EXERCISE PROMPT: Some lines in the entries contain the word "time". Copy all of them.

Saved entries:
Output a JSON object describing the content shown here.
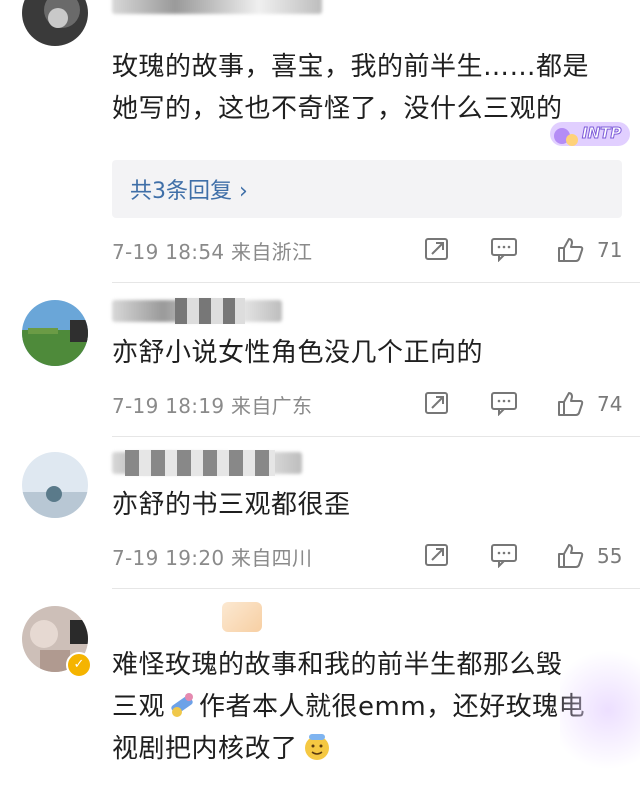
{
  "comments": [
    {
      "text_lines": [
        "玫瑰的故事，喜宝，我的前半生……都是",
        "她写的，这也不奇怪了，没什么三观的"
      ],
      "reply_label": "共3条回复 ›",
      "time": "7-19 18:54 来自浙江",
      "likes": "71"
    },
    {
      "text_lines": [
        "亦舒小说女性角色没几个正向的"
      ],
      "time": "7-19 18:19 来自广东",
      "likes": "74"
    },
    {
      "text_lines": [
        "亦舒的书三观都很歪"
      ],
      "time": "7-19 19:20 来自四川",
      "likes": "55"
    },
    {
      "text_lines": [
        "难怪玫瑰的故事和我的前半生都那么毁",
        "三观",
        "作者本人就很emm，还好玫瑰电",
        "视剧把内核改了"
      ]
    }
  ],
  "icons": {
    "share": "share-icon",
    "comment": "comment-icon",
    "like": "thumbs-up-icon"
  },
  "stickers": {
    "intp_label": "INTP"
  },
  "colors": {
    "link": "#3f6fa8",
    "meta": "#8a8a8a",
    "reply_bg": "#f3f3f5"
  }
}
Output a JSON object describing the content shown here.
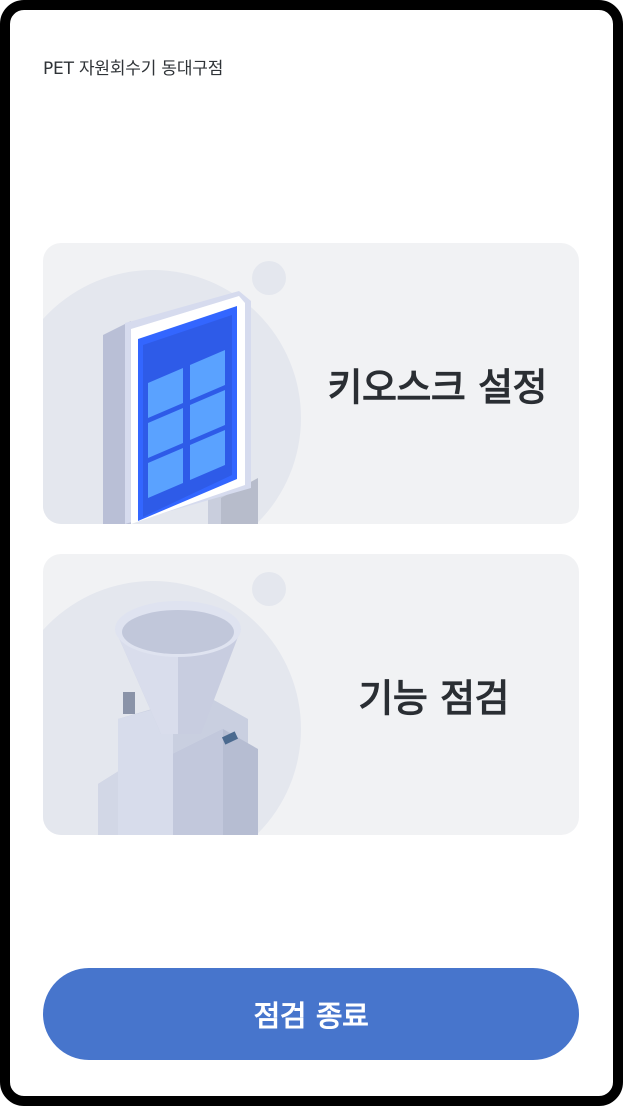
{
  "header": {
    "title": "PET 자원회수기 동대구점"
  },
  "menu": {
    "kiosk_settings": {
      "label": "키오스크 설정",
      "icon": "kiosk-screen-icon"
    },
    "function_check": {
      "label": "기능 점검",
      "icon": "recycling-machine-icon"
    }
  },
  "footer": {
    "end_check_label": "점검 종료"
  },
  "colors": {
    "primary_button": "#4775cc",
    "card_background": "#f1f2f4",
    "kiosk_screen": "#3366ff"
  }
}
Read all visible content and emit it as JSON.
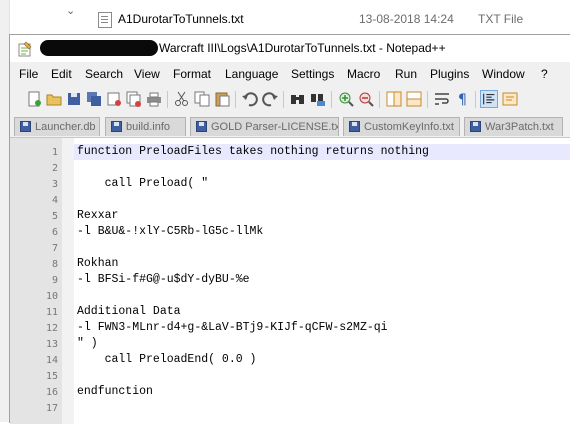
{
  "explorer": {
    "file_name": "A1DurotarToTunnels.txt",
    "file_date": "13-08-2018 14:24",
    "file_type": "TXT File"
  },
  "window": {
    "title": "Warcraft III\\Logs\\A1DurotarToTunnels.txt - Notepad++"
  },
  "menu": [
    "File",
    "Edit",
    "Search",
    "View",
    "Format",
    "Language",
    "Settings",
    "Macro",
    "Run",
    "Plugins",
    "Window",
    "?"
  ],
  "toolbar": [
    "new-file",
    "open-file",
    "save",
    "save-all",
    "close",
    "close-all",
    "print",
    "cut",
    "copy",
    "paste",
    "undo",
    "redo",
    "find",
    "replace",
    "zoom-in",
    "zoom-out",
    "sync-vertical",
    "sync-horizontal",
    "word-wrap",
    "show-all-chars",
    "indent-guide",
    "user-defined-language"
  ],
  "tabs": [
    "Launcher.db",
    "build.info",
    "GOLD Parser-LICENSE.txt",
    "CustomKeyInfo.txt",
    "War3Patch.txt"
  ],
  "lines": [
    {
      "num": "1",
      "text": "function PreloadFiles takes nothing returns nothing"
    },
    {
      "num": "2",
      "text": ""
    },
    {
      "num": "3",
      "text": "    call Preload( \""
    },
    {
      "num": "4",
      "text": ""
    },
    {
      "num": "5",
      "text": "Rexxar"
    },
    {
      "num": "6",
      "text": "-l B&U&-!xlY-C5Rb-lG5c-llMk"
    },
    {
      "num": "7",
      "text": ""
    },
    {
      "num": "8",
      "text": "Rokhan"
    },
    {
      "num": "9",
      "text": "-l BFSi-f#G@-u$dY-dyBU-%e"
    },
    {
      "num": "10",
      "text": ""
    },
    {
      "num": "11",
      "text": "Additional Data"
    },
    {
      "num": "12",
      "text": "-l FWN3-MLnr-d4+g-&LaV-BTj9-KIJf-qCFW-s2MZ-qi"
    },
    {
      "num": "13",
      "text": "\" )"
    },
    {
      "num": "14",
      "text": "    call PreloadEnd( 0.0 )"
    },
    {
      "num": "15",
      "text": ""
    },
    {
      "num": "16",
      "text": "endfunction"
    },
    {
      "num": "17",
      "text": ""
    }
  ]
}
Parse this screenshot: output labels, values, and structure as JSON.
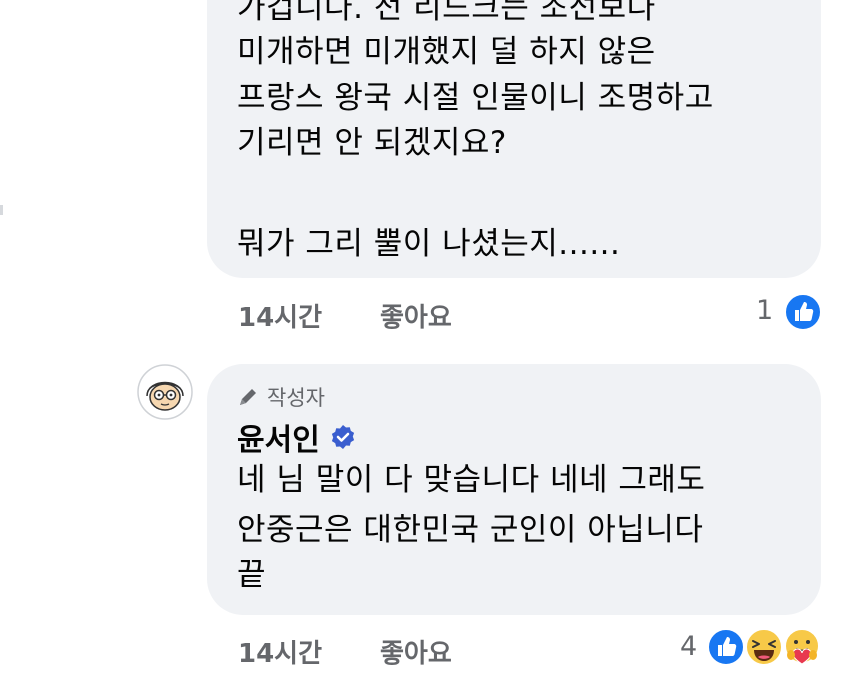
{
  "comment_1": {
    "lines": [
      "가겁니다. 전 리드크는 조선보다",
      "미개하면 미개했지 덜 하지 않은",
      "프랑스 왕국 시절 인물이니 조명하고",
      "기리면 안 되겠지요?",
      "",
      "뭐가 그리 뿔이 나셨는지......"
    ],
    "time": "14시간",
    "like_label": "좋아요",
    "reaction_count": "1"
  },
  "comment_2": {
    "author_badge": "작성자",
    "author_name": "윤서인",
    "lines": [
      "네 님 말이 다 맞습니다 네네 그래도",
      "안중근은 대한민국 군인이 아닙니다",
      "끝"
    ],
    "time": "14시간",
    "like_label": "좋아요",
    "reaction_count": "4"
  },
  "colors": {
    "bubble": "#f0f2f5",
    "meta_text": "#65676b",
    "like_blue": "#1877f2",
    "verified_blue": "#3a5ecf"
  },
  "icons": [
    "pencil-icon",
    "verified-badge-icon",
    "like-reaction-icon",
    "haha-reaction-icon",
    "care-reaction-icon"
  ]
}
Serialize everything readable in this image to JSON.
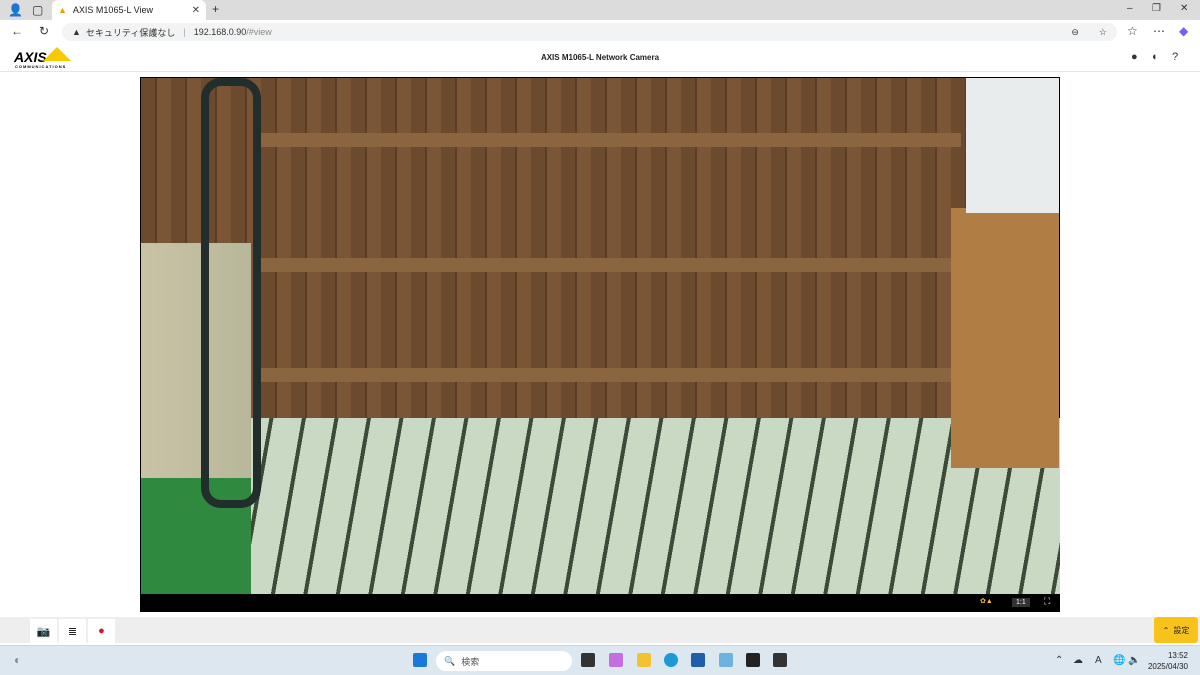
{
  "browser": {
    "tab_title": "AXIS M1065-L View",
    "security_label": "セキュリティ保護なし",
    "url_host": "192.168.0.90",
    "url_path": "/#view"
  },
  "app": {
    "logo": "AXIS",
    "logo_sub": "COMMUNICATIONS",
    "title": "AXIS M1065-L Network Camera"
  },
  "video": {
    "zoom_label": "1:1"
  },
  "toolbar": {
    "settings_label": "設定"
  },
  "taskbar": {
    "search_placeholder": "検索",
    "time": "13:52",
    "date": "2025/04/30",
    "ime": "A"
  }
}
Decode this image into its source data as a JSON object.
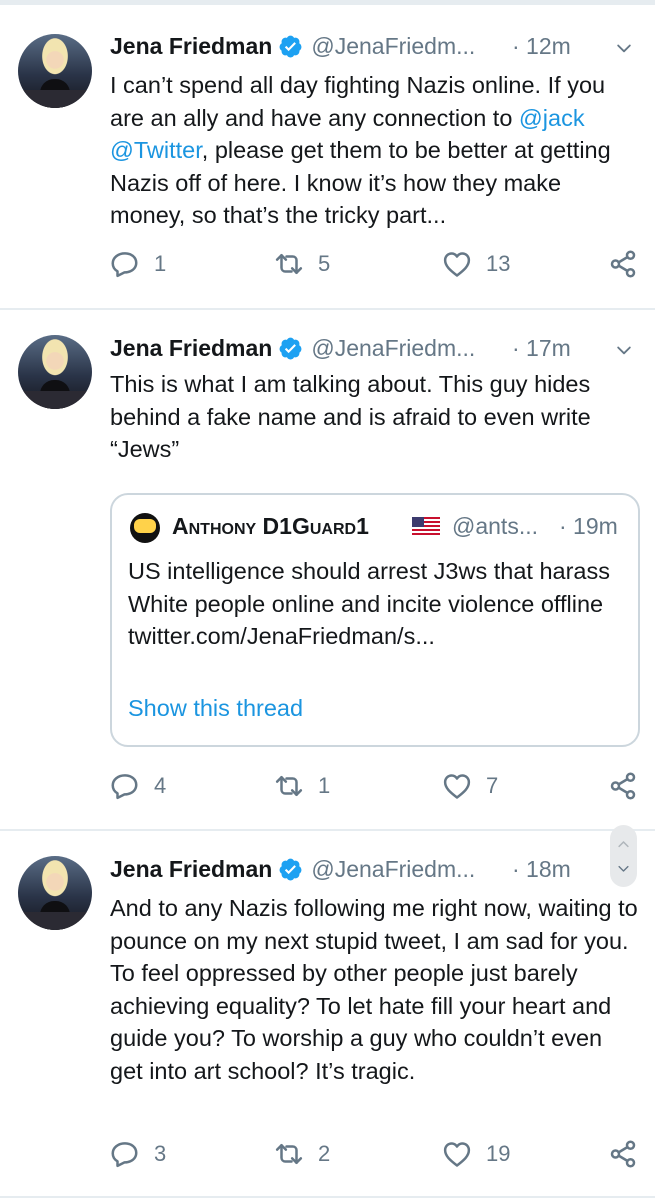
{
  "tweets": [
    {
      "author": "Jena Friedman",
      "handle": "@JenaFriedm...",
      "time": "· 12m",
      "text_parts": [
        "I can’t spend all day fighting Nazis online. If you are an ally and have any connection to ",
        "@jack",
        " ",
        "@Twitter",
        ", please get them to be better at getting Nazis off of here. I know it’s how they make money, so that’s the tricky part..."
      ],
      "replies": "1",
      "retweets": "5",
      "likes": "13"
    },
    {
      "author": "Jena Friedman",
      "handle": "@JenaFriedm...",
      "time": "· 17m",
      "text": "This is what I am talking about. This guy hides behind a fake name and is afraid to even write “Jews”",
      "quote": {
        "author": "Anthony D1Guard1",
        "handle": "@ants...",
        "time": "· 19m",
        "text": "US intelligence should arrest J3ws that harass White people online and incite violence offline twitter.com/JenaFriedman/s...",
        "link": "Show this thread"
      },
      "replies": "4",
      "retweets": "1",
      "likes": "7"
    },
    {
      "author": "Jena Friedman",
      "handle": "@JenaFriedm...",
      "time": "· 18m",
      "text": "And to any Nazis following me right now, waiting to pounce on my next stupid tweet, I am sad for you. To feel oppressed by other people just barely achieving equality? To let hate fill your heart and guide you? To worship a guy who couldn’t even get into art school? It’s tragic.",
      "replies": "3",
      "retweets": "2",
      "likes": "19"
    }
  ],
  "icons": {
    "verified": "verified-badge-icon",
    "menu": "chevron-down-icon",
    "reply": "reply-icon",
    "retweet": "retweet-icon",
    "like": "heart-icon",
    "share": "share-icon",
    "flag": "us-flag-icon"
  },
  "colors": {
    "accent": "#1b95e0",
    "text": "#14171a",
    "secondary": "#657786",
    "border": "#ccd6dd",
    "separator": "#e6ecf0"
  }
}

EXPECTED ANSWER:
      "time": "7-19 18:54 来自浙江",
      "time": "7-19 18:19 来自广东",
      "time": "7-19 19:20 来自四川",
    "time": "14시간",
    "time": "14시간",
    "time": "13:52",
      "time": "· 12m",
      "time": "· 17m",
        "time": "· 19m",
      "time": "· 18m",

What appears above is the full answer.